|Elevation||3,537 ft (1,078 m)|
|Time zone||UTC-7 (Mountain (MST))|
|• Summer (DST)||UTC-7 (MST)|
|GNIS feature ID||10961|
Sasabe (O'odham: Ṣaṣawk) is a small populated place in the Altar Valley of southern Pima County, Arizona, United States, near the international border with Mexico. It hosts a little-used United States–Mexico border crossing. On average, 165 cars, trucks, or pedestrians per day passed through the Sasabe Port of Entry in 2011. Sasabe, Arizona is much smaller than its sister community, El Sásabe, Sonora, which is known for its burnt-adobe brickyards. Sasabe has the ZIP Code of 85633; in 2010, the population of the 85633 ZCTA was 54.
A post office called Sasabe has been in operation since 1905. Sasabe is a name derived from a Native American language (Tohono O'odham, formerly Papago) meaning "head valley".
Sasabe is best known for its historic Rancho de la Osa guest ranch, formerly the headquarters of a three million acre (12,000 km²) Spanish land grant.
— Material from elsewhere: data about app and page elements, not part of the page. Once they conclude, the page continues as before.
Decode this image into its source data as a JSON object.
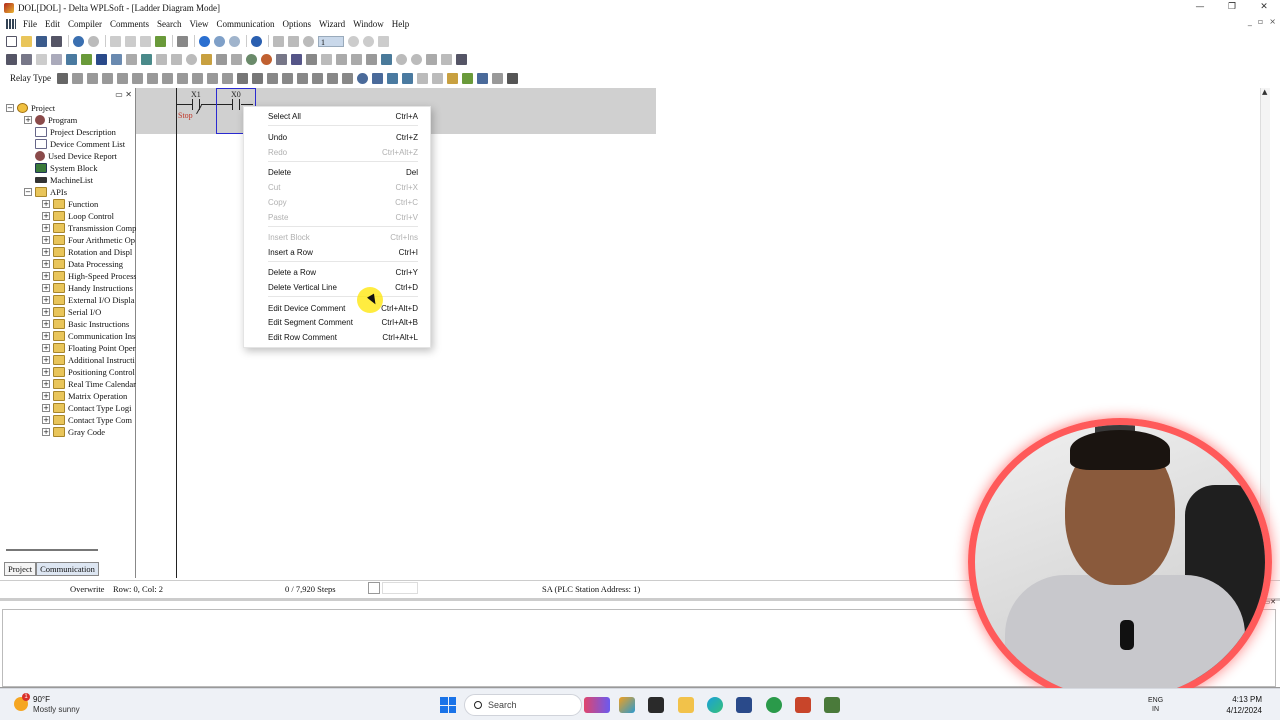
{
  "window": {
    "title": "DOL[DOL] - Delta WPLSoft - [Ladder Diagram Mode]"
  },
  "menu": {
    "items": [
      "File",
      "Edit",
      "Compiler",
      "Comments",
      "Search",
      "View",
      "Communication",
      "Options",
      "Wizard",
      "Window",
      "Help"
    ]
  },
  "toolbar": {
    "relay_type_label": "Relay Type",
    "step_value": "1"
  },
  "tree": {
    "root": "Project",
    "items": [
      {
        "label": "Program",
        "level": 1,
        "toggle": "+",
        "icon": "gear"
      },
      {
        "label": "Project Description",
        "level": 1,
        "toggle": "",
        "icon": "doc"
      },
      {
        "label": "Device Comment List",
        "level": 1,
        "toggle": "",
        "icon": "doc"
      },
      {
        "label": "Used Device Report",
        "level": 1,
        "toggle": "",
        "icon": "gear"
      },
      {
        "label": "System Block",
        "level": 1,
        "toggle": "",
        "icon": "sys"
      },
      {
        "label": "MachineList",
        "level": 1,
        "toggle": "",
        "icon": "mach"
      },
      {
        "label": "APIs",
        "level": 1,
        "toggle": "-",
        "icon": "folder"
      },
      {
        "label": "Function",
        "level": 2,
        "toggle": "+",
        "icon": "folder"
      },
      {
        "label": "Loop Control",
        "level": 2,
        "toggle": "+",
        "icon": "folder"
      },
      {
        "label": "Transmission Comp",
        "level": 2,
        "toggle": "+",
        "icon": "folder"
      },
      {
        "label": "Four Arithmetic Op",
        "level": 2,
        "toggle": "+",
        "icon": "folder"
      },
      {
        "label": "Rotation and Displ",
        "level": 2,
        "toggle": "+",
        "icon": "folder"
      },
      {
        "label": "Data Processing",
        "level": 2,
        "toggle": "+",
        "icon": "folder"
      },
      {
        "label": "High-Speed Process",
        "level": 2,
        "toggle": "+",
        "icon": "folder"
      },
      {
        "label": "Handy Instructions",
        "level": 2,
        "toggle": "+",
        "icon": "folder"
      },
      {
        "label": "External I/O Displa",
        "level": 2,
        "toggle": "+",
        "icon": "folder"
      },
      {
        "label": "Serial I/O",
        "level": 2,
        "toggle": "+",
        "icon": "folder"
      },
      {
        "label": "Basic Instructions",
        "level": 2,
        "toggle": "+",
        "icon": "folder"
      },
      {
        "label": "Communication Ins",
        "level": 2,
        "toggle": "+",
        "icon": "folder"
      },
      {
        "label": "Floating Point Oper",
        "level": 2,
        "toggle": "+",
        "icon": "folder"
      },
      {
        "label": "Additional Instructi",
        "level": 2,
        "toggle": "+",
        "icon": "folder"
      },
      {
        "label": "Positioning Control",
        "level": 2,
        "toggle": "+",
        "icon": "folder"
      },
      {
        "label": "Real Time Calendar",
        "level": 2,
        "toggle": "+",
        "icon": "folder"
      },
      {
        "label": "Matrix Operation",
        "level": 2,
        "toggle": "+",
        "icon": "folder"
      },
      {
        "label": "Contact Type Logi",
        "level": 2,
        "toggle": "+",
        "icon": "folder"
      },
      {
        "label": "Contact Type Com",
        "level": 2,
        "toggle": "+",
        "icon": "folder"
      },
      {
        "label": "Gray Code",
        "level": 2,
        "toggle": "+",
        "icon": "folder"
      }
    ],
    "tabs": [
      "Project",
      "Communication"
    ]
  },
  "ladder": {
    "contact1_label": "X1",
    "contact2_label": "X0",
    "comment": "Stop"
  },
  "context_menu": {
    "items": [
      {
        "label": "Select All",
        "shortcut": "Ctrl+A",
        "enabled": true
      },
      {
        "label": "Undo",
        "shortcut": "Ctrl+Z",
        "enabled": true
      },
      {
        "label": "Redo",
        "shortcut": "Ctrl+Alt+Z",
        "enabled": false
      },
      {
        "label": "Delete",
        "shortcut": "Del",
        "enabled": true
      },
      {
        "label": "Cut",
        "shortcut": "Ctrl+X",
        "enabled": false
      },
      {
        "label": "Copy",
        "shortcut": "Ctrl+C",
        "enabled": false
      },
      {
        "label": "Paste",
        "shortcut": "Ctrl+V",
        "enabled": false
      },
      {
        "label": "Insert Block",
        "shortcut": "Ctrl+Ins",
        "enabled": false
      },
      {
        "label": "Insert a Row",
        "shortcut": "Ctrl+I",
        "enabled": true
      },
      {
        "label": "Delete a Row",
        "shortcut": "Ctrl+Y",
        "enabled": true
      },
      {
        "label": "Delete Vertical Line",
        "shortcut": "Ctrl+D",
        "enabled": true
      },
      {
        "label": "Edit Device Comment",
        "shortcut": "Ctrl+Alt+D",
        "enabled": true
      },
      {
        "label": "Edit Segment Comment",
        "shortcut": "Ctrl+Alt+B",
        "enabled": true
      },
      {
        "label": "Edit Row Comment",
        "shortcut": "Ctrl+Alt+L",
        "enabled": true
      }
    ]
  },
  "status": {
    "mode": "Overwrite",
    "position": "Row: 0, Col: 2",
    "steps": "0 / 7,920 Steps",
    "station": "SA (PLC Station Address: 1)"
  },
  "taskbar": {
    "weather_badge": "1",
    "weather_temp": "90°F",
    "weather_desc": "Mostly sunny",
    "search_label": "Search",
    "lang_top": "ENG",
    "lang_bottom": "IN",
    "time": "4:13 PM",
    "date": "4/12/2024"
  },
  "colors": {
    "accent": "#2a2ad0",
    "rung_band": "#d0d0d0",
    "webcam_ring": "#ff5a5a",
    "comment_red": "#c0392b",
    "cursor_highlight": "#ffe600"
  }
}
Some ranch buildings reportedly date to the late 17th century. The guest ranch opened in 1921. Guests have included Presidents Franklin Roosevelt and Lyndon Johnson.
Much of the area north and east of Sasabe is within the Buenos Aires National Wildlife Refuge. In 2006, 3,500 acres (14 km2) of the refuge that border Mexico east of Sasabe were closed to public entry due to problems with smugglers and unauthorized border crossings.
Sasabe, Arizona Facts for Kids. Kiddle Encyclopedia.